  8. The Big Winner » Entrepreneur and Ubuntu Foundation Founder Mark Shuttleworth Says:

    […] Source: […]

  9. Charlotte Steere Says:


    Most women are experienced in nurturing vulnerable dependent legal personae, from helpless, into productive entities, with functional moral consciences.

    Why are there, by law or other agreement, not a significant number of women on every major corporate board.
    I believe that the domination of board rooms, by alpha males, intent on personal success, underpins and self perpetuates a tendency towards cyclical collapses.

    Women are more practiced in making and giving effect to tough decisions in the best interests of dependent third party legal personae.

    I have personally been ridiculed by boards, as a “confused and irrational woman” for supporting less profitable, but solid strategic interventions, over and above those that will deliver short term benefits.

    Charlotte Steere

  10. Irgendeiner Says:


    I wonder that someone who made a fortune like you did, tells us not to know how to invest it.

    Every reputed swiss private banker will tell you:

    1/3 to raw materials (some gold, oil etc.)
    1/3 to AAA stock market diversified (worldwide)
    1/3 to government bonds diversified (swiss, german, far east)

    With such traditional strategy you will not make the best profits,
    but can sleep well in any circumstances, even wars etc.

  11. Davorin Says:

    @Callum “Capitalism is a means of motivating people.”

    And how does Linux fit into this picture? I guess not everything is about profit. Watch Zeitgeist Addendum, please.

  12. Tim Says:

    Kudos to you Mark for foreseeing that the markets would be atrocious and getting your money out. These are indeed scary times especially for a young entrepreneur like myself trying to find a foothold in this economy.
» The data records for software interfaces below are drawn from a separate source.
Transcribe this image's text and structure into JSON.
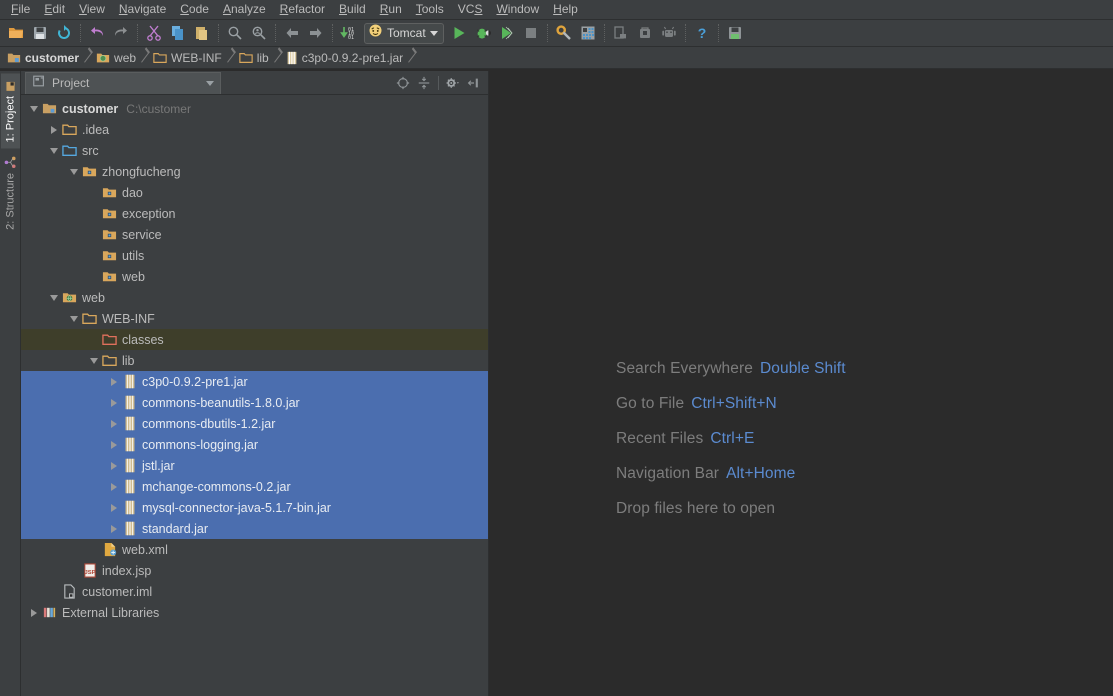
{
  "menubar": {
    "items": [
      {
        "label": "File",
        "mnemonic": "F"
      },
      {
        "label": "Edit",
        "mnemonic": "E"
      },
      {
        "label": "View",
        "mnemonic": "V"
      },
      {
        "label": "Navigate",
        "mnemonic": "N"
      },
      {
        "label": "Code",
        "mnemonic": "C"
      },
      {
        "label": "Analyze",
        "mnemonic": "A"
      },
      {
        "label": "Refactor",
        "mnemonic": "R"
      },
      {
        "label": "Build",
        "mnemonic": "B"
      },
      {
        "label": "Run",
        "mnemonic": "R"
      },
      {
        "label": "Tools",
        "mnemonic": "T"
      },
      {
        "label": "VCS",
        "mnemonic": "S"
      },
      {
        "label": "Window",
        "mnemonic": "W"
      },
      {
        "label": "Help",
        "mnemonic": "H"
      }
    ]
  },
  "toolbar": {
    "run_config": {
      "label": "Tomcat",
      "icon": "tomcat-icon"
    },
    "buttons": [
      {
        "name": "open-project-icon"
      },
      {
        "name": "save-all-icon"
      },
      {
        "name": "synchronize-icon"
      },
      {
        "name": "undo-icon"
      },
      {
        "name": "redo-icon"
      },
      {
        "name": "cut-icon"
      },
      {
        "name": "copy-icon"
      },
      {
        "name": "paste-icon"
      },
      {
        "name": "find-icon"
      },
      {
        "name": "replace-icon"
      },
      {
        "name": "back-icon"
      },
      {
        "name": "forward-icon"
      },
      {
        "name": "compile-icon"
      },
      {
        "name": "run-icon"
      },
      {
        "name": "debug-icon"
      },
      {
        "name": "run-with-coverage-icon"
      },
      {
        "name": "stop-icon"
      },
      {
        "name": "settings-icon"
      },
      {
        "name": "project-structure-icon"
      },
      {
        "name": "avd-manager-icon"
      },
      {
        "name": "sdk-manager-icon"
      },
      {
        "name": "sync-gradle-icon"
      },
      {
        "name": "help-icon"
      },
      {
        "name": "save-icon"
      }
    ]
  },
  "breadcrumb": {
    "items": [
      {
        "label": "customer",
        "icon": "module-icon"
      },
      {
        "label": "web",
        "icon": "web-folder-icon"
      },
      {
        "label": "WEB-INF",
        "icon": "folder-icon"
      },
      {
        "label": "lib",
        "icon": "folder-icon"
      },
      {
        "label": "c3p0-0.9.2-pre1.jar",
        "icon": "jar-icon"
      }
    ]
  },
  "tool_tabs": {
    "left": [
      {
        "label": "1: Project",
        "active": true,
        "icon": "project-icon"
      },
      {
        "label": "2: Structure",
        "active": false,
        "icon": "structure-icon"
      }
    ]
  },
  "project_panel": {
    "tab_label": "Project",
    "tab_icon": "project-view-icon",
    "tools": [
      {
        "name": "scroll-from-source-icon"
      },
      {
        "name": "collapse-all-icon"
      },
      {
        "name": "settings-gear-icon"
      },
      {
        "name": "hide-panel-icon"
      }
    ],
    "tree": [
      {
        "label": "customer",
        "sub": "C:\\customer",
        "depth": 0,
        "arrow": "open",
        "icon": "module-icon",
        "bold": true,
        "state": "normal"
      },
      {
        "label": ".idea",
        "sub": "",
        "depth": 1,
        "arrow": "closed",
        "icon": "folder-icon",
        "bold": false,
        "state": "normal"
      },
      {
        "label": "src",
        "sub": "",
        "depth": 1,
        "arrow": "open",
        "icon": "source-root-icon",
        "bold": false,
        "state": "normal"
      },
      {
        "label": "zhongfucheng",
        "sub": "",
        "depth": 2,
        "arrow": "open",
        "icon": "package-icon",
        "bold": false,
        "state": "normal"
      },
      {
        "label": "dao",
        "sub": "",
        "depth": 3,
        "arrow": "none",
        "icon": "package-icon",
        "bold": false,
        "state": "normal"
      },
      {
        "label": "exception",
        "sub": "",
        "depth": 3,
        "arrow": "none",
        "icon": "package-icon",
        "bold": false,
        "state": "normal"
      },
      {
        "label": "service",
        "sub": "",
        "depth": 3,
        "arrow": "none",
        "icon": "package-icon",
        "bold": false,
        "state": "normal"
      },
      {
        "label": "utils",
        "sub": "",
        "depth": 3,
        "arrow": "none",
        "icon": "package-icon",
        "bold": false,
        "state": "normal"
      },
      {
        "label": "web",
        "sub": "",
        "depth": 3,
        "arrow": "none",
        "icon": "package-icon",
        "bold": false,
        "state": "normal"
      },
      {
        "label": "web",
        "sub": "",
        "depth": 1,
        "arrow": "open",
        "icon": "web-folder-icon",
        "bold": false,
        "state": "normal"
      },
      {
        "label": "WEB-INF",
        "sub": "",
        "depth": 2,
        "arrow": "open",
        "icon": "folder-icon",
        "bold": false,
        "state": "normal"
      },
      {
        "label": "classes",
        "sub": "",
        "depth": 3,
        "arrow": "none",
        "icon": "excluded-folder-icon",
        "bold": false,
        "state": "hovered"
      },
      {
        "label": "lib",
        "sub": "",
        "depth": 3,
        "arrow": "open",
        "icon": "folder-icon",
        "bold": false,
        "state": "normal"
      },
      {
        "label": "c3p0-0.9.2-pre1.jar",
        "sub": "",
        "depth": 4,
        "arrow": "closed",
        "icon": "jar-icon",
        "bold": false,
        "state": "selected"
      },
      {
        "label": "commons-beanutils-1.8.0.jar",
        "sub": "",
        "depth": 4,
        "arrow": "closed",
        "icon": "jar-icon",
        "bold": false,
        "state": "selected"
      },
      {
        "label": "commons-dbutils-1.2.jar",
        "sub": "",
        "depth": 4,
        "arrow": "closed",
        "icon": "jar-icon",
        "bold": false,
        "state": "selected"
      },
      {
        "label": "commons-logging.jar",
        "sub": "",
        "depth": 4,
        "arrow": "closed",
        "icon": "jar-icon",
        "bold": false,
        "state": "selected"
      },
      {
        "label": "jstl.jar",
        "sub": "",
        "depth": 4,
        "arrow": "closed",
        "icon": "jar-icon",
        "bold": false,
        "state": "selected"
      },
      {
        "label": "mchange-commons-0.2.jar",
        "sub": "",
        "depth": 4,
        "arrow": "closed",
        "icon": "jar-icon",
        "bold": false,
        "state": "selected"
      },
      {
        "label": "mysql-connector-java-5.1.7-bin.jar",
        "sub": "",
        "depth": 4,
        "arrow": "closed",
        "icon": "jar-icon",
        "bold": false,
        "state": "selected"
      },
      {
        "label": "standard.jar",
        "sub": "",
        "depth": 4,
        "arrow": "closed",
        "icon": "jar-icon",
        "bold": false,
        "state": "selected"
      },
      {
        "label": "web.xml",
        "sub": "",
        "depth": 3,
        "arrow": "none",
        "icon": "xml-file-icon",
        "bold": false,
        "state": "normal"
      },
      {
        "label": "index.jsp",
        "sub": "",
        "depth": 2,
        "arrow": "none",
        "icon": "jsp-file-icon",
        "bold": false,
        "state": "normal"
      },
      {
        "label": "customer.iml",
        "sub": "",
        "depth": 1,
        "arrow": "none",
        "icon": "iml-file-icon",
        "bold": false,
        "state": "normal"
      },
      {
        "label": "External Libraries",
        "sub": "",
        "depth": 0,
        "arrow": "closed",
        "icon": "libraries-icon",
        "bold": false,
        "state": "normal"
      }
    ]
  },
  "editor": {
    "hints": [
      {
        "action": "Search Everywhere",
        "shortcut": "Double Shift"
      },
      {
        "action": "Go to File",
        "shortcut": "Ctrl+Shift+N"
      },
      {
        "action": "Recent Files",
        "shortcut": "Ctrl+E"
      },
      {
        "action": "Navigation Bar",
        "shortcut": "Alt+Home"
      },
      {
        "action": "Drop files here to open",
        "shortcut": ""
      }
    ]
  },
  "colors": {
    "selection_blue": "#4b6eaf",
    "hover_olive": "#3e3e2a",
    "panel_bg": "#3c3f41",
    "editor_bg": "#2b2b2b",
    "shortcut_blue": "#5b8bd0",
    "text": "#bbbbbb"
  }
}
I worry that this economy is going to turn around later than sooner for the reasons that you incurred in your post. There aren’t just one or two problems in the economy but a plethora to solve.

  13. Tough times indeed.. « The Melting Pot Says:

    […] under Uncategorized | Tags: bad ugly |   I read Mark Shuttleworth’s blog just yesterday this post in particular, and came across this […]

  14. Shuttleworth muss Ubuntu weiterhin sponsern | Linux Nachrichten - News und Meldungen rund um Linux / Open Source Says:

    […] um in diesem Umfeld erfolgreich zu sein. Über die momentane wirtschaftliche Krise macht er sich in seinem Blog zwar Gedanken, kommt im Interview aber zu dem Schluss, dass sie dem Geschäftsmodell Linux eher helfe als […]

  15. ProjectX Blog » Blog Archive » Xlinks digest - 4 / 11 / 2008 Says:

    […] Mark Shuttleworth: Its a solvency problem not a liquidity problem Added on 10/13/2008 at 08:31PM […]

  16. Peng’s links for 5 November « I’m Just an Avatar Says:

    […] Shuttleworth: This is not the end of capitalism. Our favorite spaceman has a follow-up on a post he wrote about the “economic unwinding of 2008″. Coming from a man who’s made many […]

  17. Economist Says:

    While reading your article, one that really understands the problem would realize that you’ve got no clue about what you’re saying.

    And don’t worry about your money, money doesn’t just evaporate.

    Like an Argentinian would say, “Vos, cierra el culo”.